─── RECORD EXCERPTS ───

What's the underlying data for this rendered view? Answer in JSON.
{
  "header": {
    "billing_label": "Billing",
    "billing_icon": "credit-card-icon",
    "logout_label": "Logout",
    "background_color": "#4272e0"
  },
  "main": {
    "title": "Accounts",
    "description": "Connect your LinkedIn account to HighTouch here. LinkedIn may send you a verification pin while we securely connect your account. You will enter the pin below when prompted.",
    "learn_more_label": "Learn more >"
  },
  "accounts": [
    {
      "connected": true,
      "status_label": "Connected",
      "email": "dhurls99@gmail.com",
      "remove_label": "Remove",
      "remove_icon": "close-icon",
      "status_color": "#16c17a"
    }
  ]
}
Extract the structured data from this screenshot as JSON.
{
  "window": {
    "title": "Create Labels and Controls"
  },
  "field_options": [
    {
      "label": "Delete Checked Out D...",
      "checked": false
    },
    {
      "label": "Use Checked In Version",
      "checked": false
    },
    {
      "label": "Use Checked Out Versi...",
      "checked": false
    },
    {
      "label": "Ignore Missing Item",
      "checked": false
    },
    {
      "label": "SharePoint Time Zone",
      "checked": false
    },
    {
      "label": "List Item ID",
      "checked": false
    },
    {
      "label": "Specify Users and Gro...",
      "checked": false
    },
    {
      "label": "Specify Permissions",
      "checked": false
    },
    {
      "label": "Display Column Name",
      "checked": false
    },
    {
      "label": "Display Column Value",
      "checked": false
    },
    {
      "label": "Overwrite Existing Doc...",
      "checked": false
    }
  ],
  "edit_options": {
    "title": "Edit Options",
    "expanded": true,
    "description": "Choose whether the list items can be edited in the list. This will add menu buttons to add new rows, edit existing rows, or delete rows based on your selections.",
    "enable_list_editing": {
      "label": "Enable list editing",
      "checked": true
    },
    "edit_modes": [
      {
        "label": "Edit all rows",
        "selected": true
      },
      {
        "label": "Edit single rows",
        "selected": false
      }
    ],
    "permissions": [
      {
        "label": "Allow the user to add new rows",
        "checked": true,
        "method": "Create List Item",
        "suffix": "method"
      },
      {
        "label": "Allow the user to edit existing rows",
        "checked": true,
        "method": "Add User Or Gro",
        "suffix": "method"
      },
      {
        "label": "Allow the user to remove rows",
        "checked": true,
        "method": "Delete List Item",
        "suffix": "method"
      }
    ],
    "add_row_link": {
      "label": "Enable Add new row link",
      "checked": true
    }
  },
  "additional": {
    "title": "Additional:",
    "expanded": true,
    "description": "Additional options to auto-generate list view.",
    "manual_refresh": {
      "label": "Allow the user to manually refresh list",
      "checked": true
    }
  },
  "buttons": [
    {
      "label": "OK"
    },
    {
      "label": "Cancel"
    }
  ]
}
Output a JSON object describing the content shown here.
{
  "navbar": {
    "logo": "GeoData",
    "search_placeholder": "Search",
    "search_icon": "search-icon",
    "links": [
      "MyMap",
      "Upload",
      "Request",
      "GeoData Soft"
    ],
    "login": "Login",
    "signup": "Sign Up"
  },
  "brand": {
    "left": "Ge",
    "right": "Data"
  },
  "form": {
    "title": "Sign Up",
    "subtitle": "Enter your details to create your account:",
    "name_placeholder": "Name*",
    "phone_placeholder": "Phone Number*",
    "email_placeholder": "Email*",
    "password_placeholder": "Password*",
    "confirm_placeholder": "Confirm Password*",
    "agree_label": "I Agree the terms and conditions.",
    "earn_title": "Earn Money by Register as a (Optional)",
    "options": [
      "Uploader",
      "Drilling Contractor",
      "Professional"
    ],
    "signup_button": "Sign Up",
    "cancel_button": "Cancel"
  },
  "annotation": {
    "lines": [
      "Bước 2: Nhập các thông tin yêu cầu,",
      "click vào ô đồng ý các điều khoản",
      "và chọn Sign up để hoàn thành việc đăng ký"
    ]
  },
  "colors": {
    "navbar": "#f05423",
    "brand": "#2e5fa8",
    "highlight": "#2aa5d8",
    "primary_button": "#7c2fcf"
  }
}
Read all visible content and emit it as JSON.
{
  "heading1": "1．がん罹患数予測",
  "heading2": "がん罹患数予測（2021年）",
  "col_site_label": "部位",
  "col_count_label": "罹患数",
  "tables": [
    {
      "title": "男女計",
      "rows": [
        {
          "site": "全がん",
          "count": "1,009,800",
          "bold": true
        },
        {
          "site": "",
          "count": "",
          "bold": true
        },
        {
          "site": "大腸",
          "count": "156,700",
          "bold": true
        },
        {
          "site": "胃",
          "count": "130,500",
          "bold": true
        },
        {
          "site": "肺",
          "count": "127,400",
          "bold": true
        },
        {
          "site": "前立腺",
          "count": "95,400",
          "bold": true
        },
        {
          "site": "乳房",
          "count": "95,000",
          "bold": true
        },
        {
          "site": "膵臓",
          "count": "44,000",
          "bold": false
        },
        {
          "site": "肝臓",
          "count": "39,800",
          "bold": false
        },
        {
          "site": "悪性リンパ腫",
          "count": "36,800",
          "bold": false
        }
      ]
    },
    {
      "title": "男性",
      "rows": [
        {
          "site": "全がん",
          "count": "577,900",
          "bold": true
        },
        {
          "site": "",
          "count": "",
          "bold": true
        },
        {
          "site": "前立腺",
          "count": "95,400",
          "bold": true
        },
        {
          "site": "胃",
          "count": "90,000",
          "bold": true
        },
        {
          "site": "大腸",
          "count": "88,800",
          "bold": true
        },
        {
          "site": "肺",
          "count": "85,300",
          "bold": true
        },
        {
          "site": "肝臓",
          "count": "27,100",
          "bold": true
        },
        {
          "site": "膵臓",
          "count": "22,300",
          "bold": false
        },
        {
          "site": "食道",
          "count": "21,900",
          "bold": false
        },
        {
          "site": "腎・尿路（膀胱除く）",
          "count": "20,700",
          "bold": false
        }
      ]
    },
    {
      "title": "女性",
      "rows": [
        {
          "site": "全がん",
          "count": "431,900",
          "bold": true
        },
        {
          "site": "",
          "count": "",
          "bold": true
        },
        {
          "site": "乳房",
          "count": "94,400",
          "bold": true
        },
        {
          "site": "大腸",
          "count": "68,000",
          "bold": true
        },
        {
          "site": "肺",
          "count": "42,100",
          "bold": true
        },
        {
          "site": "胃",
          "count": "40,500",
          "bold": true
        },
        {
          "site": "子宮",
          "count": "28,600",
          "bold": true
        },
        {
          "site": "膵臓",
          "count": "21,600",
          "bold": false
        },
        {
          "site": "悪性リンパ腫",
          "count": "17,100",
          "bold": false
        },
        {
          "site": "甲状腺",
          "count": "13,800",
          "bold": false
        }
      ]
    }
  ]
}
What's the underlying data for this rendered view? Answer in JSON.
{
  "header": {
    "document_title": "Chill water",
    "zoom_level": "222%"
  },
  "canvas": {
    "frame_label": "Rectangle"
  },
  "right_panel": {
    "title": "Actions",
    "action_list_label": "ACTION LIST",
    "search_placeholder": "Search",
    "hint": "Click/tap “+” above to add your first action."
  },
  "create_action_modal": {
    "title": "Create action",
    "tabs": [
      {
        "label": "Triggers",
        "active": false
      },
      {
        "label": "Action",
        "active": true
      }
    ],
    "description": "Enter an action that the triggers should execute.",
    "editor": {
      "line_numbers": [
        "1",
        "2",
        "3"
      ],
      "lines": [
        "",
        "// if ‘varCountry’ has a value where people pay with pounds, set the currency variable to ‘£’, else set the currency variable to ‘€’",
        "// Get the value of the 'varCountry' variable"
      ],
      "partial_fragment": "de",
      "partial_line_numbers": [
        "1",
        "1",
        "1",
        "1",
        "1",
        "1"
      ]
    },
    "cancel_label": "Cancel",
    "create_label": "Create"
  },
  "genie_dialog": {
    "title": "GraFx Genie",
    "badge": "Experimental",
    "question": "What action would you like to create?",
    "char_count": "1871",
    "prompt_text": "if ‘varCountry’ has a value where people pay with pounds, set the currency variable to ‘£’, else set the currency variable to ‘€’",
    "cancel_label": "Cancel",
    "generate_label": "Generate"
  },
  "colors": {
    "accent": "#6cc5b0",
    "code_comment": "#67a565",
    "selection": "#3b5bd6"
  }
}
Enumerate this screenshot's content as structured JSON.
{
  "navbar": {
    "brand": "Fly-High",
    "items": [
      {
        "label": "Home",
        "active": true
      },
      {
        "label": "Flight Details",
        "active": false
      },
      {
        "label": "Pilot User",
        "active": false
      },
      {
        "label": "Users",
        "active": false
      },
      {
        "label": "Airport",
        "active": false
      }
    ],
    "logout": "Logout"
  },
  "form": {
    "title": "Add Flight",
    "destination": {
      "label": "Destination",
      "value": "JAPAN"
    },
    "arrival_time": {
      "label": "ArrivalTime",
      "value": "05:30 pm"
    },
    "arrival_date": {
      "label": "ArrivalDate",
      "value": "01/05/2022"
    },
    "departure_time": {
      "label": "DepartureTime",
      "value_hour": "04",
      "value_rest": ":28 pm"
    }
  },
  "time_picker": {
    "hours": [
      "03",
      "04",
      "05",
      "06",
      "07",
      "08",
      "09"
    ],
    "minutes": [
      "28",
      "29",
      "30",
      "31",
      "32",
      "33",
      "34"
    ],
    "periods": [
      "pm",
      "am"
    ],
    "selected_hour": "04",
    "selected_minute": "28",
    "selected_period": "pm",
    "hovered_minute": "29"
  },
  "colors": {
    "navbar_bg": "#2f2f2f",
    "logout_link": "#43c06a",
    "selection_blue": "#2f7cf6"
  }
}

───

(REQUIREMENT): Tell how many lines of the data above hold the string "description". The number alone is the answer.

(OUTPUT OF THE TASK): 4